Bee looked happy as she sat proudly on the drive this morning sporting the mud badges of the previous day’s excitement. Our quiet corner of Wales may not be as exhilarating as her previous life in the Amazon jungle and the Bolivian deserts, but Bee had proved that she was still up to the job. We on the other hand were weary, aching and slow to tackle the great box that filled the view from our office window, but, as the morning fog lifted and the sun considered making an appearance for the second day in a row we could procrastinate no longer. . .
We began by attacking the crate with a crow bar. As the packing boards fell away a great bubble wrapped lump of steel revealed itself. We had hoped that the roaster would seem smaller without its box, but de-crated it appeared even more ridiculous. We had measured, re-measured and measured again. We knew it would be tight, but now, sitting proud on its plinth it seemed that a month of Sundays would be required to get our new machine through that there door.
Butterflies churned in my stomach. Were we completely out of our depth this time? As my imagination struggled to see through the nerves to a solution, Greg, always a practical and unflappable problem solver, took the bull by the horns. The first job was to unwrap the beast and remove everything that could be unbolted. With the roaster minus cooling tray, hopper and control unit the doorway was still too small. Our options now included, taking the roaster apart piece by piece, removing the concrete threshold that we had recently re-built and tilting the roaster under the door lintel or, removing the wooden lintel and hoping that the roof stayed put.
Old stone barns are chunky well made things. They can cope with the loss of a timber or two. Our roastery proved to be no exception. The five inch thick wooden block above the door was not a supporting lintel after all, purely part of the door frame. The roastery could live without it for an hour or two.

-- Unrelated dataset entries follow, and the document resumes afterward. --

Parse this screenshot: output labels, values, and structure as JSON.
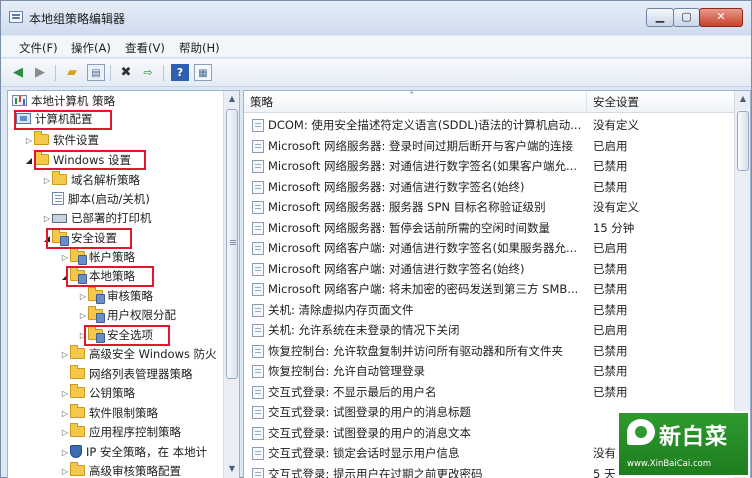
{
  "window": {
    "title": "本地组策略编辑器"
  },
  "menu": [
    "文件(F)",
    "操作(A)",
    "查看(V)",
    "帮助(H)"
  ],
  "toolbar": {
    "icons": [
      "back-arrow",
      "forward-arrow",
      "folder-up",
      "show-hide-tree",
      "delete",
      "export-list",
      "help",
      "properties"
    ]
  },
  "tree": {
    "root": "本地计算机 策略",
    "nodes": [
      {
        "label": "计算机配置",
        "icon": "computer",
        "toggle": "",
        "highlight": true
      },
      {
        "label": "软件设置",
        "icon": "folder",
        "toggle": "▷"
      },
      {
        "label": "Windows 设置",
        "icon": "folder",
        "toggle": "◢",
        "highlight": true
      },
      {
        "label": "域名解析策略",
        "icon": "folder",
        "toggle": "▷"
      },
      {
        "label": "脚本(启动/关机)",
        "icon": "script",
        "toggle": ""
      },
      {
        "label": "已部署的打印机",
        "icon": "printer",
        "toggle": "▷"
      },
      {
        "label": "安全设置",
        "icon": "secfolder",
        "toggle": "◢",
        "highlight": true
      },
      {
        "label": "帐户策略",
        "icon": "secfolder",
        "toggle": "▷"
      },
      {
        "label": "本地策略",
        "icon": "secfolder",
        "toggle": "◢",
        "highlight": true
      },
      {
        "label": "审核策略",
        "icon": "secfolder",
        "toggle": "▷"
      },
      {
        "label": "用户权限分配",
        "icon": "secfolder",
        "toggle": "▷"
      },
      {
        "label": "安全选项",
        "icon": "secfolder",
        "toggle": "▷",
        "highlight": true
      },
      {
        "label": "高级安全 Windows 防火",
        "icon": "folder",
        "toggle": "▷"
      },
      {
        "label": "网络列表管理器策略",
        "icon": "folder",
        "toggle": ""
      },
      {
        "label": "公钥策略",
        "icon": "folder",
        "toggle": "▷"
      },
      {
        "label": "软件限制策略",
        "icon": "folder",
        "toggle": "▷"
      },
      {
        "label": "应用程序控制策略",
        "icon": "folder",
        "toggle": "▷"
      },
      {
        "label": "IP 安全策略，在 本地计",
        "icon": "shield",
        "toggle": "▷"
      },
      {
        "label": "高级审核策略配置",
        "icon": "folder",
        "toggle": "▷"
      }
    ]
  },
  "list": {
    "col_name": "策略",
    "col_setting": "安全设置",
    "rows": [
      {
        "name": "DCOM: 使用安全描述符定义语言(SDDL)语法的计算机启动...",
        "setting": "没有定义"
      },
      {
        "name": "Microsoft 网络服务器: 登录时间过期后断开与客户端的连接",
        "setting": "已启用"
      },
      {
        "name": "Microsoft 网络服务器: 对通信进行数字签名(如果客户端允...",
        "setting": "已禁用"
      },
      {
        "name": "Microsoft 网络服务器: 对通信进行数字签名(始终)",
        "setting": "已禁用"
      },
      {
        "name": "Microsoft 网络服务器: 服务器 SPN 目标名称验证级别",
        "setting": "没有定义"
      },
      {
        "name": "Microsoft 网络服务器: 暂停会话前所需的空闲时间数量",
        "setting": "15 分钟"
      },
      {
        "name": "Microsoft 网络客户端: 对通信进行数字签名(如果服务器允...",
        "setting": "已启用"
      },
      {
        "name": "Microsoft 网络客户端: 对通信进行数字签名(始终)",
        "setting": "已禁用"
      },
      {
        "name": "Microsoft 网络客户端: 将未加密的密码发送到第三方 SMB...",
        "setting": "已禁用"
      },
      {
        "name": "关机: 清除虚拟内存页面文件",
        "setting": "已禁用"
      },
      {
        "name": "关机: 允许系统在未登录的情况下关闭",
        "setting": "已启用"
      },
      {
        "name": "恢复控制台: 允许软盘复制并访问所有驱动器和所有文件夹",
        "setting": "已禁用"
      },
      {
        "name": "恢复控制台: 允许自动管理登录",
        "setting": "已禁用"
      },
      {
        "name": "交互式登录: 不显示最后的用户名",
        "setting": "已禁用"
      },
      {
        "name": "交互式登录: 试图登录的用户的消息标题",
        "setting": ""
      },
      {
        "name": "交互式登录: 试图登录的用户的消息文本",
        "setting": ""
      },
      {
        "name": "交互式登录: 锁定会话时显示用户信息",
        "setting": "没有定义"
      },
      {
        "name": "交互式登录: 提示用户在过期之前更改密码",
        "setting": "5 天"
      }
    ]
  },
  "watermark": {
    "text": "新白菜",
    "url": "www.XinBaiCai.com"
  }
}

We set about freeing the embedded timber from the surrounding stone work.
Soon we had a gap theoretically large enough to take a 15 kilo coffee roaster. That left figuring out how to lower the roaster to the level of the roastery floor and how to transfer it from its plinth across a half meter gap and in through the roaster door. (I thought our first roaster had been heavy, but she was a feather weight compared to this). After rummaging in the other barn Greg quickly returned with the answer – a set of 70 cm long scaffolding poles and a 2m long solid steel bar, hammered flat at one end. There are times when really appreciate my Husband’s habit of collecting seemingly useless odds and ends!

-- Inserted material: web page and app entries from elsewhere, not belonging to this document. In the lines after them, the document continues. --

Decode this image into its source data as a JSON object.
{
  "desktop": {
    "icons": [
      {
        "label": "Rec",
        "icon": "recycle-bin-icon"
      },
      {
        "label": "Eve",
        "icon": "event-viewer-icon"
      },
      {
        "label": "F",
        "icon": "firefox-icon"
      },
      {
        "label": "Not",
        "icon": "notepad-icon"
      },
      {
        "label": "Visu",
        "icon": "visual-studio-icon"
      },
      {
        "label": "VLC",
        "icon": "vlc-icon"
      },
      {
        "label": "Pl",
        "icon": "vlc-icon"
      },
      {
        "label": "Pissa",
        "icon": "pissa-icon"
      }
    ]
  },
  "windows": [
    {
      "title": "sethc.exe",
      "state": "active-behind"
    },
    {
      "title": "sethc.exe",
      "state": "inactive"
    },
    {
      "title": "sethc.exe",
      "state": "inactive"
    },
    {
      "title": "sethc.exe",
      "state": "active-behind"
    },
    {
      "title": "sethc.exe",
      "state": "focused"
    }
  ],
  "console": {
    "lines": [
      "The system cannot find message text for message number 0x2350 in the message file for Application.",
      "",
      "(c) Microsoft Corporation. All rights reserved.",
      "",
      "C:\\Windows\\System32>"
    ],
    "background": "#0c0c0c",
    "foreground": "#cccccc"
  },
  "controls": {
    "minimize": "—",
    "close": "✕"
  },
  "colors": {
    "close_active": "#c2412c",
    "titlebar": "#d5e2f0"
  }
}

With the steel bar, lifting the roaster to remove the wooden blocks underneath was a breeze. We could also use the technique to fit the scaffolding poles beneath the roaster as rollers and then it was just a case of bridging the gap and rolling her straight through the door. With less than a hair’s breadth to spare, she gracefully slid through. Who needs a forklift truck and an industrial unit with roller shutter doors?